Tell how many lines of the data include the word "veld". Nothing but the number belongs in the answer.

### Working data ###

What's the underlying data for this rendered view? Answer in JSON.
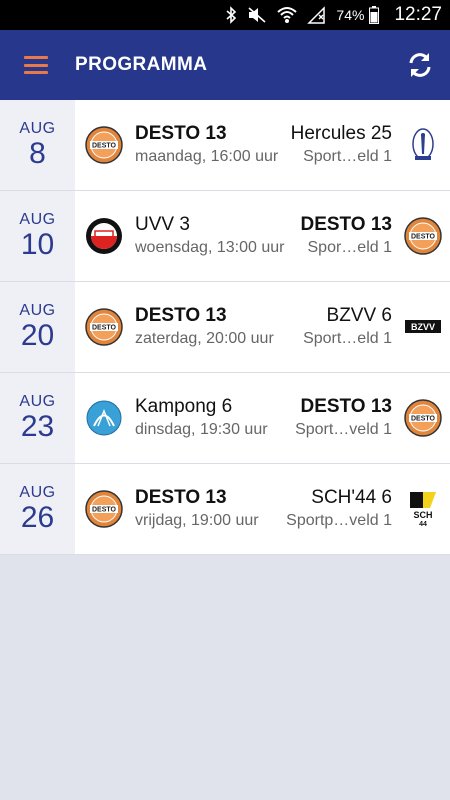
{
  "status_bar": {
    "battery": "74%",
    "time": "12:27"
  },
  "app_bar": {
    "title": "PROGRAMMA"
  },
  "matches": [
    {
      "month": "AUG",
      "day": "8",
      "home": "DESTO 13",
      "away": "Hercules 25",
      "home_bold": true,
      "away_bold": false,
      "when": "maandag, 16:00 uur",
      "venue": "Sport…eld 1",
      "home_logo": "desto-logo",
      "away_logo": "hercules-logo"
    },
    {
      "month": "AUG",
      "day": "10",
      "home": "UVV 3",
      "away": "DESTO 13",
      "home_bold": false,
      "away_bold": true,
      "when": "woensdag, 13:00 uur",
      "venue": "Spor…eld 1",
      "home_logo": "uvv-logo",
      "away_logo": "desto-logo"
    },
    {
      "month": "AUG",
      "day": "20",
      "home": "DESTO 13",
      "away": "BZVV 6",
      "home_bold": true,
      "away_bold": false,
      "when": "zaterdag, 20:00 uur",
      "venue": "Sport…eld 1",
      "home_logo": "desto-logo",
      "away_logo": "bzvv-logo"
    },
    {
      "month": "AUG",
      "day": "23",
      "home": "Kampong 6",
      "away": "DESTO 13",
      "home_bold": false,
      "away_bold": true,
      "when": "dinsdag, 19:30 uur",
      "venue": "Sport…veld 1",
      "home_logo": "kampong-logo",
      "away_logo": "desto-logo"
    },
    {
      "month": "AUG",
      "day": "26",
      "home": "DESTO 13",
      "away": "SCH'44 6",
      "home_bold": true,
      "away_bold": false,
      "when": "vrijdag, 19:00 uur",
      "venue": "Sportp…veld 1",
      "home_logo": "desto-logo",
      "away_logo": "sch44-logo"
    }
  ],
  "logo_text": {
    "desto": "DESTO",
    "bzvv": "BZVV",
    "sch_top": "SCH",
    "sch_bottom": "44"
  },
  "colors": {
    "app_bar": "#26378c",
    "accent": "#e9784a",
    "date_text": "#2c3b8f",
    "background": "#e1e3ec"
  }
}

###

_Completed exercise:_ 2